[Records supplied]

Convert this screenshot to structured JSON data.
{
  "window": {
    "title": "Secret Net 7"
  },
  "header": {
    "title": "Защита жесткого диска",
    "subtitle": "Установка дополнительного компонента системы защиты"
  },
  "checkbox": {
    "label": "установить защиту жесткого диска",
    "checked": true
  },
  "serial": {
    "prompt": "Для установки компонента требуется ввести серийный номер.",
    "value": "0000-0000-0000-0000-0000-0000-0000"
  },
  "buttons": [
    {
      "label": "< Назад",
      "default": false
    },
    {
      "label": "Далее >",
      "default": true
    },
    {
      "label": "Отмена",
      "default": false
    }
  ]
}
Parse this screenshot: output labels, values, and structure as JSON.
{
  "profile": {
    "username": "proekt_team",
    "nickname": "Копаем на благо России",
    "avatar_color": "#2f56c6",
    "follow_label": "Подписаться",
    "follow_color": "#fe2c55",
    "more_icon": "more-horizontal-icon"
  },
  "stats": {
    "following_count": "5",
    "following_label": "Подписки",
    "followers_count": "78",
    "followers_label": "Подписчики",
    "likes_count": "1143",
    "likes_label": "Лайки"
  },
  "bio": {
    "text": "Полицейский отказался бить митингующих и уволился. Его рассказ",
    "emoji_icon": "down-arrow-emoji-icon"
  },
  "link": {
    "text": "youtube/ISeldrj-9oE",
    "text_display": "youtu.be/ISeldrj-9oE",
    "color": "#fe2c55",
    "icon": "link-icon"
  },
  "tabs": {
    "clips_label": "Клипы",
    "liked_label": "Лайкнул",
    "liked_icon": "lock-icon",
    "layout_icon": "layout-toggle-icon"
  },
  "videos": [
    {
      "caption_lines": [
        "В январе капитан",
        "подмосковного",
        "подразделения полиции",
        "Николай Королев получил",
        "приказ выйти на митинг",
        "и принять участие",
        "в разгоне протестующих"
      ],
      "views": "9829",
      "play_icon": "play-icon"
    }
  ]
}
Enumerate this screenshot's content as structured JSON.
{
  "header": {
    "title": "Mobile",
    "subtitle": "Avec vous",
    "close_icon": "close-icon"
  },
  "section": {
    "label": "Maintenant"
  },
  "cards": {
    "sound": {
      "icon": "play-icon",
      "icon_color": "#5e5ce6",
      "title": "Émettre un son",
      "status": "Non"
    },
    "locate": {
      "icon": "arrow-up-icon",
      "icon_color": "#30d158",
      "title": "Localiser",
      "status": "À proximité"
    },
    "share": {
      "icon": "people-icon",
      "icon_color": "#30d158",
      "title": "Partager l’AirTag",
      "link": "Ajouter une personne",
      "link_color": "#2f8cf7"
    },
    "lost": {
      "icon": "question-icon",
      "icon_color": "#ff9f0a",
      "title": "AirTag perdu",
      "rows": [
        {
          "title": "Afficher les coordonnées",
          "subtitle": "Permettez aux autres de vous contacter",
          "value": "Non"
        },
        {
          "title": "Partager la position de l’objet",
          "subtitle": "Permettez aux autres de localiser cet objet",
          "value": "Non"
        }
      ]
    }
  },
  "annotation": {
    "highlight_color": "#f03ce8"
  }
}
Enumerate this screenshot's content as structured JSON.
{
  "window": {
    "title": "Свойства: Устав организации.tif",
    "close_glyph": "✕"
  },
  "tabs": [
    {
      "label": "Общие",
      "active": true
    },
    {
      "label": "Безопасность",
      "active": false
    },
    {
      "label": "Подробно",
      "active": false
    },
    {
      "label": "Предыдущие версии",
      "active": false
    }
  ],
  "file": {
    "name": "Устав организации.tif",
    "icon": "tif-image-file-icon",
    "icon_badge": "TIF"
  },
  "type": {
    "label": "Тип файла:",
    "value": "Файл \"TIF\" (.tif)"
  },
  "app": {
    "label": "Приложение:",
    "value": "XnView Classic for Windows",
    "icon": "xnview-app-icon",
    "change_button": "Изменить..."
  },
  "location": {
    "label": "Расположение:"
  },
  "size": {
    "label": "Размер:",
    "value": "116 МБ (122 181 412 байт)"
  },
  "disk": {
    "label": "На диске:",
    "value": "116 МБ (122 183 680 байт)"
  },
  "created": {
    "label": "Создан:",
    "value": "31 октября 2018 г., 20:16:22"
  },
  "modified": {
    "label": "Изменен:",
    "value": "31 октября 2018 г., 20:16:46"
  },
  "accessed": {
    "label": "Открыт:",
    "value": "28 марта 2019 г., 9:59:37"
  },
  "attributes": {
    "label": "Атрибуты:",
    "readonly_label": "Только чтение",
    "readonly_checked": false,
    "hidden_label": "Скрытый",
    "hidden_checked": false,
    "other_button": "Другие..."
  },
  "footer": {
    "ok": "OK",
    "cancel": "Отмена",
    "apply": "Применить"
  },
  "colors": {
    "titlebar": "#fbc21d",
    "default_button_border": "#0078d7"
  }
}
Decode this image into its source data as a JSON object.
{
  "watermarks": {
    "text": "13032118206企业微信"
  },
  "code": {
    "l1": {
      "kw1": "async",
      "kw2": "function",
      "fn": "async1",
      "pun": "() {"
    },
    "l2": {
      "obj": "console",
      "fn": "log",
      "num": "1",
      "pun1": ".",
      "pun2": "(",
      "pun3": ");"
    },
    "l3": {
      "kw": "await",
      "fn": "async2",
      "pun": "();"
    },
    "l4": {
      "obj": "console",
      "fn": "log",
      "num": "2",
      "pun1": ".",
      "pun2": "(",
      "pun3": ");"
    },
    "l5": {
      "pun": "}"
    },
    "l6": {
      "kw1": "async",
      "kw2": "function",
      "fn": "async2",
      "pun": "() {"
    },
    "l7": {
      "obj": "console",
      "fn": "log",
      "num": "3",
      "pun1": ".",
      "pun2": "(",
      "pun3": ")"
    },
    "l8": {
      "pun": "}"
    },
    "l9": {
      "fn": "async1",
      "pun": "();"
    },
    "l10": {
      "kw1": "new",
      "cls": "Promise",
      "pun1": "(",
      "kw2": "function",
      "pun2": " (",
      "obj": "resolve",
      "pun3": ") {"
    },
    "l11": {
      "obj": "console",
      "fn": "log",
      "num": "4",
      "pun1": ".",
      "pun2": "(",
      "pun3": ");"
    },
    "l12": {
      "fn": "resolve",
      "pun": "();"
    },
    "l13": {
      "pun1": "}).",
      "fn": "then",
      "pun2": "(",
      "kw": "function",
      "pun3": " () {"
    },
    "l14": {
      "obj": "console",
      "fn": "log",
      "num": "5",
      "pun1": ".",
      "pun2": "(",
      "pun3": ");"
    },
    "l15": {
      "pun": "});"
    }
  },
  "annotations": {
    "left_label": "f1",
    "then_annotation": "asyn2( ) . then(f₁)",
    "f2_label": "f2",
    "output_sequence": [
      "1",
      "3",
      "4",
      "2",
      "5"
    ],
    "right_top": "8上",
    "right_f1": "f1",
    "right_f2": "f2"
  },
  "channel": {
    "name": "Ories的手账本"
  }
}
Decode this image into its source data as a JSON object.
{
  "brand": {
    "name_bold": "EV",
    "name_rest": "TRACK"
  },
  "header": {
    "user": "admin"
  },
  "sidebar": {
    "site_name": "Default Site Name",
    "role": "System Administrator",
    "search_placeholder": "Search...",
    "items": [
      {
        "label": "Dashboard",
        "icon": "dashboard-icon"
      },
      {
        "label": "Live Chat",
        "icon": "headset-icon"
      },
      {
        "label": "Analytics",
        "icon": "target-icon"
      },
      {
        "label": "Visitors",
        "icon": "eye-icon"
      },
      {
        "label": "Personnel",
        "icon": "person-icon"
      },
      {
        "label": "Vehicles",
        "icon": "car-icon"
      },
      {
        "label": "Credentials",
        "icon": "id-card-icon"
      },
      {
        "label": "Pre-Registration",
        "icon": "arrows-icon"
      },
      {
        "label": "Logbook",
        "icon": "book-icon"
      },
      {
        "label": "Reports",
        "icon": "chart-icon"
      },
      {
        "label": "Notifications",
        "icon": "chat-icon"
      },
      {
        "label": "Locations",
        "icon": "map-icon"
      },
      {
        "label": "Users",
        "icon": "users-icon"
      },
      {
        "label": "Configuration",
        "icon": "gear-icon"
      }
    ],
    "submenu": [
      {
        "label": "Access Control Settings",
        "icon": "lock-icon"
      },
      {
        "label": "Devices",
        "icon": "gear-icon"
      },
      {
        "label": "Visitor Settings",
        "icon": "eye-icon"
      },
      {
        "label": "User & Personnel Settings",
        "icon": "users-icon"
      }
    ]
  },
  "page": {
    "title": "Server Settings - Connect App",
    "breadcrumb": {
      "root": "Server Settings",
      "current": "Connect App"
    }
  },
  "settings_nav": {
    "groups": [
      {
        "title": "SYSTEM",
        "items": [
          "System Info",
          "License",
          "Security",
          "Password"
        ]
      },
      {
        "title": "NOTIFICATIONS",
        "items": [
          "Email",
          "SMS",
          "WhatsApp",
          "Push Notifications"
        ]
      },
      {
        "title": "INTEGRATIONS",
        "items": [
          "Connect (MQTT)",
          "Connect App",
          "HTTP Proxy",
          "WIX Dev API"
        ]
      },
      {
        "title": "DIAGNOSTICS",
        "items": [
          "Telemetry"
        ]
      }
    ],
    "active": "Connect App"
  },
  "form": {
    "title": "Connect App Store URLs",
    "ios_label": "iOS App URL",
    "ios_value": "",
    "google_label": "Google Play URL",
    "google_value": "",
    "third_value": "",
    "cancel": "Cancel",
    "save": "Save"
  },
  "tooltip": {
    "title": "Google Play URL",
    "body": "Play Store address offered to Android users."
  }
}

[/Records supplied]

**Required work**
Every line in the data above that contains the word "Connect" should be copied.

**Response area**
    "title": "Server Settings - Connect App",
      "current": "Connect App"
          "Connect (MQTT)",
          "Connect App",
    "active": "Connect App"
    "title": "Connect App Store URLs",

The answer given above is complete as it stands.